Most important, for any appeal you must show the court that the error prejudiced your case.  In this context, prejudice means that the alleged error had practical and identifiable consequences in the trial of the case.[8]  You must show that the outcome would have been changed had the error not been made.  By the same token, a small and insignificant error—even if it is a bona fide error—will not prompt the Court of Appeals to reverse the decision.  This is easy to grasp in a criminal case: imagine someone’s testimony included hearsay that should not have been admitted; but, at the same time, there were eyewitnesses to the crime, finger prints showing the defendant was at the scene, and a partial confession from the defendant.  In that case, given the breadth of evidence, the defendant is almost certainly not going to be able to show that his entire case was prejudiced by the hearsay admission.

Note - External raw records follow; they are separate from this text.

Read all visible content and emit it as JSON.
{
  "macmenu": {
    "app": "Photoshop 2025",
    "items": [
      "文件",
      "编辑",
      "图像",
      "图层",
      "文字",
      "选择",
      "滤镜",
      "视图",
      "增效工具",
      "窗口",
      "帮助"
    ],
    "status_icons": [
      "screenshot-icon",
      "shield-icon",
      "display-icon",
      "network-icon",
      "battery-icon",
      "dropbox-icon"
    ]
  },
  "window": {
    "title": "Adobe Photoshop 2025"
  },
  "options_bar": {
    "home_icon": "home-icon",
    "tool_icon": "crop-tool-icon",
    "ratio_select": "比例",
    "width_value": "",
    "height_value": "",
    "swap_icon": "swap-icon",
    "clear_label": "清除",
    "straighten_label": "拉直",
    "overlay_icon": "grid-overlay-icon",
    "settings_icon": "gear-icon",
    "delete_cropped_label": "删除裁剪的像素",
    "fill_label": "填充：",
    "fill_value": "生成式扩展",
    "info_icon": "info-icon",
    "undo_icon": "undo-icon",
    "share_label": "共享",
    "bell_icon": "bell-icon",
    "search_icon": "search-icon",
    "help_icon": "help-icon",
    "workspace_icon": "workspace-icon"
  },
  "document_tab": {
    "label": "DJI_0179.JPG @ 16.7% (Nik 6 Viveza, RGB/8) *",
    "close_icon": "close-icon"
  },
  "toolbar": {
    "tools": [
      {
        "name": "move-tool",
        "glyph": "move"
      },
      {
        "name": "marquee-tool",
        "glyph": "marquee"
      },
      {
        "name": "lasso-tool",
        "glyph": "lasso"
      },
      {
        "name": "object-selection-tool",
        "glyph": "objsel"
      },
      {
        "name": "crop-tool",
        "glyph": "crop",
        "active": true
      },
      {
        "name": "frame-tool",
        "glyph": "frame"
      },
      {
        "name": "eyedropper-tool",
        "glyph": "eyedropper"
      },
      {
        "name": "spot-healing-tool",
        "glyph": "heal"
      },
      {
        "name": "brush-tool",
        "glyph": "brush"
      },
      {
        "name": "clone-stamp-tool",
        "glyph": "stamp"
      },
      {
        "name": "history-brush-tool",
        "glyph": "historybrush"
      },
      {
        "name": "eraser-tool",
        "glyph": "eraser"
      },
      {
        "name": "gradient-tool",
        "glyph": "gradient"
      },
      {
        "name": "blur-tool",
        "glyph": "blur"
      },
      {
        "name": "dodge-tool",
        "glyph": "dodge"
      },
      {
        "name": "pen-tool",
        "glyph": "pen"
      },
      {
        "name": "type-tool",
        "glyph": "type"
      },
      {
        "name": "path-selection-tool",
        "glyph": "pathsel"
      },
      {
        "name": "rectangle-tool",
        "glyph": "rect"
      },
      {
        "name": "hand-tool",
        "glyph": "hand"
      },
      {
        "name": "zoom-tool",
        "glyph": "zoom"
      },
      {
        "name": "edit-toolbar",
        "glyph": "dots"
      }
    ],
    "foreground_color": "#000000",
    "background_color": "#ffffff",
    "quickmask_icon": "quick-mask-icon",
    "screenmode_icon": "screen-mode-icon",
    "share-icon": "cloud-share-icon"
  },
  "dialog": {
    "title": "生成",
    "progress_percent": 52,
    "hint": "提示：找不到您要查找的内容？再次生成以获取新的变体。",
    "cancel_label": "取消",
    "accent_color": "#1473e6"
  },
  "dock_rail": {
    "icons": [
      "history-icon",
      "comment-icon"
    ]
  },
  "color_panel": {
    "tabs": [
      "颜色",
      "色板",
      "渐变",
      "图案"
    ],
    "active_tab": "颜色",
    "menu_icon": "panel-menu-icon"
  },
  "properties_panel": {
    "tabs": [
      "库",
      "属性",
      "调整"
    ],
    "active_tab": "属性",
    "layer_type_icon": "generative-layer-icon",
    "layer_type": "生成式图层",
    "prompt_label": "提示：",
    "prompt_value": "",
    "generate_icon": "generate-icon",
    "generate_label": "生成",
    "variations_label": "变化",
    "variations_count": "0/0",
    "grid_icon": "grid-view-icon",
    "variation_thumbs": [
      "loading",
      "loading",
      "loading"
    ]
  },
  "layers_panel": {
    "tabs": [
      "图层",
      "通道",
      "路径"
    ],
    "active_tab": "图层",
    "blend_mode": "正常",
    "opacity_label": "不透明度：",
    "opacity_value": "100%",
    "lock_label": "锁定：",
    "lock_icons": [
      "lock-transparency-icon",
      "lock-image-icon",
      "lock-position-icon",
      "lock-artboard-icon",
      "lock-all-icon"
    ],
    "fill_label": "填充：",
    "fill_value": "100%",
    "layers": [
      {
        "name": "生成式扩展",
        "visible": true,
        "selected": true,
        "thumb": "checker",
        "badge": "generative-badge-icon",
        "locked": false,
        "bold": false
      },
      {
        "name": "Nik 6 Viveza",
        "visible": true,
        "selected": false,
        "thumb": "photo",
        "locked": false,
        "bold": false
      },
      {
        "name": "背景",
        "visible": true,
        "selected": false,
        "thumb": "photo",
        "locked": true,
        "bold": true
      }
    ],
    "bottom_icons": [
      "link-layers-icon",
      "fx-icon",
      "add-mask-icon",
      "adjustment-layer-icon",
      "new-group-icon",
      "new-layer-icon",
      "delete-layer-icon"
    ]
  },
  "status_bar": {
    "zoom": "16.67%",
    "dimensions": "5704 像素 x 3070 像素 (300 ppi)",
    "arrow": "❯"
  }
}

The Cowan case mentioned above is another good example of this in a civil setting.  The Court of Appeals did find that the trial judge erred, but did not deem there to be prejudice: “Although the trial court abused its discretion in precluding Joshua from introducing evidence challenging the spanking incident, the error was harmless as to the decision to grant Amanda’s request to relocate the children because the spanking incident did not play a factor in that decision. Thus, we affirm the relocation order.”[9]  And bear in mind that “[t]he mere possibility of prejudice is not sufficient to meet the burden of showing actual prejudice.”[10]  It has to be demonstrated on appeal, so you will have to talk to your appellate counsel about whether such demonstration is feasible.

[1] Rule of Appellate Procedure § 5.2(a).

[2] Rule of Appellate Procedure § 2.5(a).

[3] State v. Paumier, 176 Wn.2d 29, 36 (2012).

[4] LLRIG Two, LLC v. RV Resort Management, LLC, 199 Wn. App. 1067 (Div. II, 2017)

[5] There are exceptions.  For instance, the rules allow an unobjected to error to be raised on appeal if it is a “manifest error affecting a constitutional right.”  Rule of Appellate Procedure § 2.5(a).  It’s best not to tempt fate in these situations and simply make sure the issue is preserved.

[6] Cowan v. Cowan, 534 P.3d 853, 866 (Div. I, 2023).

[7] Richard A. Posner, Judicial Opinions and Advocacy in Federal Courts, 51 Duq. L. Rev. 3, 37-38 (2013).

[8] State v. O’Hara, 167 Wn.2d 91, 99 (2009).

[9] Cowan, 534 P.3d at 868.

[10] State v. Norby, 122 Wn.2d 258, 264 (1993).